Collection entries
-------

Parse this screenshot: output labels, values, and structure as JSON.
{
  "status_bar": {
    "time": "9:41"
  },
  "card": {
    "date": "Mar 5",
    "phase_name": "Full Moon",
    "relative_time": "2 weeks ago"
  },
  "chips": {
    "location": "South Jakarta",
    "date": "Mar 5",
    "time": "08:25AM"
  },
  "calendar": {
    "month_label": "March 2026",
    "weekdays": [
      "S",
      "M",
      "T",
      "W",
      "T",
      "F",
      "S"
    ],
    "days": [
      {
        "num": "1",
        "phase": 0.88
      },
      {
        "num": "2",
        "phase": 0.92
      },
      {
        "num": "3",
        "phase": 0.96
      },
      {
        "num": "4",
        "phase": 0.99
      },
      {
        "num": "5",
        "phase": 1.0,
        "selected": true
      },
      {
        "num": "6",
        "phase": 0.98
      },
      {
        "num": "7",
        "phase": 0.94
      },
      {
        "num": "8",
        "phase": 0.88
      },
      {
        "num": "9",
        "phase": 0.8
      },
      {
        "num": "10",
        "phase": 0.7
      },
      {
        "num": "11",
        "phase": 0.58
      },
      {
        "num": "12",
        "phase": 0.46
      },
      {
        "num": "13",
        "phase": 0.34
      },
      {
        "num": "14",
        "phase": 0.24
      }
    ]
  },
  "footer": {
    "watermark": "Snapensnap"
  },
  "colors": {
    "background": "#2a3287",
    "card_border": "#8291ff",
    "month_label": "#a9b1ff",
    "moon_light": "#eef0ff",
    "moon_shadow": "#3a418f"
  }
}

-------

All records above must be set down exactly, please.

* _Solution to this exercise_:
Parse this screenshot: output labels, values, and structure as JSON.
{
  "status_bar": {
    "time": "9:41"
  },
  "card": {
    "date": "Mar 5",
    "phase_name": "Full Moon",
    "relative_time": "2 weeks ago"
  },
  "chips": {
    "location": "South Jakarta",
    "date": "Mar 5",
    "time": "08:25AM"
  },
  "calendar": {
    "month_label": "March 2026",
    "weekdays": [
      "S",
      "M",
      "T",
      "W",
      "T",
      "F",
      "S"
    ],
    "days": [
      {
        "num": "1",
        "phase": 0.88
      },
      {
        "num": "2",
        "phase": 0.92
      },
      {
        "num": "3",
        "phase": 0.96
      },
      {
        "num": "4",
        "phase": 0.99
      },
      {
        "num": "5",
        "phase": 1.0,
        "selected": true
      },
      {
        "num": "6",
        "phase": 0.98
      },
      {
        "num": "7",
        "phase": 0.94
      },
      {
        "num": "8",
        "phase": 0.88
      },
      {
        "num": "9",
        "phase": 0.8
      },
      {
        "num": "10",
        "phase": 0.7
      },
      {
        "num": "11",
        "phase": 0.58
      },
      {
        "num": "12",
        "phase": 0.46
      },
      {
        "num": "13",
        "phase": 0.34
      },
      {
        "num": "14",
        "phase": 0.24
      }
    ]
  },
  "footer": {
    "watermark": "Snapensnap"
  },
  "colors": {
    "background": "#2a3287",
    "card_border": "#8291ff",
    "month_label": "#a9b1ff",
    "moon_light": "#eef0ff",
    "moon_shadow": "#3a418f"
  }
}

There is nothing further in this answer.